Let’s Foster Inclusion – By Jeanne Darling
Zooming my grandson.
Most days, I zoom in with my grandson, who lives in the USA. It is a pure delight to converse with him, even though a computer. We share books and songs and, now that he is almost three and a half years old*, our thoughts as well.
While our general lifestyles are similar, my grandson lives in a different world than my daughter did while growing up. Then, my husband and I faced challenges that included balancing work and family life. Our difficulties pale in the face of the struggles forced on young families now.
Adjusting to the pandemic.
My daughter and son-in-law faced one of their most difficult moments when daycare ceased to become an option for two-career families when the COVID-19 pandemic started in 2020. After several months of sharing responsibilities, there was a clear need for childcare help. My daughter found a lovely family with a child-minder. The other couple and the child-minder were willing to include my grandson a few days a week. This arrangement would provide some relief but my daughter and son-in-law wavered.
They hesitated because the arrangement would see my grandson, a typically developing verbal child, spending time with a less developed child. Indeed, the little boy required both motor and speech therapy. There was some concern that my grandson might be adversely affected. Additionally, the other child expressed himself physically and often by pushing or hitting. My son-in-law worried that his son would not only regress into these behaviours. And that their play would not be appropriate, much less stimulating.
They asked me what I thought.
It wasn’t the first time I observed this kind of concern from parents. I was a director of a private daycare centre in Basel that served mainly highly educated professionals several years ago. Once, I faced a backlash when a child with Down Syndrome joined the centre. A few parents raised the same concern: would this affect their child’s development?
I don’t remember exactly how I responded then. But I am convinced that neither my words nor my reassurances turned the tide. Instead, the experience of having their child interact with a child with special needs calmed the waters. Within a month, various parents thanked me for accepting the new child into the centre. The unfamiliar had become comfortable. Many parents even admitted they could not have imagined how easily their children warmed to the newcomer.
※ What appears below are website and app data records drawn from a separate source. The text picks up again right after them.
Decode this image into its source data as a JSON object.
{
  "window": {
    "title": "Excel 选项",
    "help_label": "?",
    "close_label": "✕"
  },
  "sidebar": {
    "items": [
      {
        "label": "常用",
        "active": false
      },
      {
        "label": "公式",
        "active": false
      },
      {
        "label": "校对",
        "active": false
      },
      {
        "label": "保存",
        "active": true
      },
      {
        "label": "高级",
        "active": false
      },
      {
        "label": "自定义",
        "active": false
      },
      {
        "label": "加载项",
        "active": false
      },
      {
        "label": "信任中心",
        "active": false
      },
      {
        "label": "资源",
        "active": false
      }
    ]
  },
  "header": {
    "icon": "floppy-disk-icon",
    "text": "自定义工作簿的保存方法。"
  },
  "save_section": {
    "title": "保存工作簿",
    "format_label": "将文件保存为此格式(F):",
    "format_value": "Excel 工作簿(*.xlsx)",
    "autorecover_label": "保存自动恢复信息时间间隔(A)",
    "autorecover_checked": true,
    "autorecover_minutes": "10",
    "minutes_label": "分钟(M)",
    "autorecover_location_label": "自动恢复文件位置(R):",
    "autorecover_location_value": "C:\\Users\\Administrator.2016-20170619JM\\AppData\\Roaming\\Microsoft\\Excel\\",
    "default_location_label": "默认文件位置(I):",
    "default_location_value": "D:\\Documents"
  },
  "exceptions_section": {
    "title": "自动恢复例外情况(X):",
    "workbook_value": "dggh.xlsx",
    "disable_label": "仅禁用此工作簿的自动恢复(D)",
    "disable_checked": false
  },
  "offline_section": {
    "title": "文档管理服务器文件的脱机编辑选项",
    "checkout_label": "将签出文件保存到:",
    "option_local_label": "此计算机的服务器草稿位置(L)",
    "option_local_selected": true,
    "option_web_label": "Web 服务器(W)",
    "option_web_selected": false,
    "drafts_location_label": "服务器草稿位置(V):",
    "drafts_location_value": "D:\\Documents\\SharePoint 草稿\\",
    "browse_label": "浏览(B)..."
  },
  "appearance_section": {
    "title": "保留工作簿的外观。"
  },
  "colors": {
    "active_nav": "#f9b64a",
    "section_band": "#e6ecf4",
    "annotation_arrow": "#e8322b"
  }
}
As far as the children were concerned, the child with Down Syndrome was “still learning”. Without standardised expectations, the children quickly accepted him as “just one of them”. Life at the centre went on as usual. The only accommodation to the schedule was extra assistance.
I related my observations to my daughter and son-in-law.
Afterwards, I suggested that sharing time with a child with special needs is a rare opportunity to develop critical emotional and social capabilities. I also posited that my grandson would not consider the differences negatively. He would continue to grow at his own pace, as would the other child. I furthermore predicted that my grandson would not be as bothered by pushing as a form of communication as adults seemed to be.
Of course, it was important for my grandson to learn to say, “No, I don’t like that” if he was hurt. Still, I thought that two three-year-olds playing together would be much like puppies rolling about and nipping at each other for the most part. I encouraged my daughter to give it a try, starting with a few half-days a week and seeing how things progressed.
The boys now see each other Mondays through Fridays. They alternate homes so that both children get to share their toys and environments. The families get together to share a meal on the weekends from time to time.
Whenever I asked my grandson about his day with his friend, he answered that he had fun. Developmental delays may be temporary, and with proper therapy, my grandson’s friend may catch up to his peers. Or he may need continued support when he reaches school age. Either way, time together has not delayed either of the boys’ developments.
Let’s push ourselves to overcome prejudices.
On the rare occasion when my grown children seek my advice, I try to provide whatever insight I can, considering their reality. I also take the opportunity to re-examine my experiences raising and teaching children.
As a grandmother, I don’t want to impose practices that no longer fit the world that young parents face. But I also feel that we must continue to cultivate respect for one another regardless of differences. Indeed, it should permeate all our decisions about how we help our children to grow.
Most parents want to give their children the best experiences possible. And what could be more important than gaining the emotional and social benefits of inclusiveness?
We readily accept that all children are different. Still, we often discriminate when those distinctions are more significant than familiar ones. However, let’s push ourselves to overcome prejudices. By doing so, we will emerge with a new understanding of every child’s uniqueness and humanity.
Jeanne Darling is a retired educator, having taught young children for over 25 years in Basel. She continues working with children, offering ‘Story Times’ and workshops at several schools and libraries.
* Editor’s note: We first featured this write up in the BCT’s Newsletter – “Parenting” in April 2021. We have edited this piece to meet the blog’s requirements.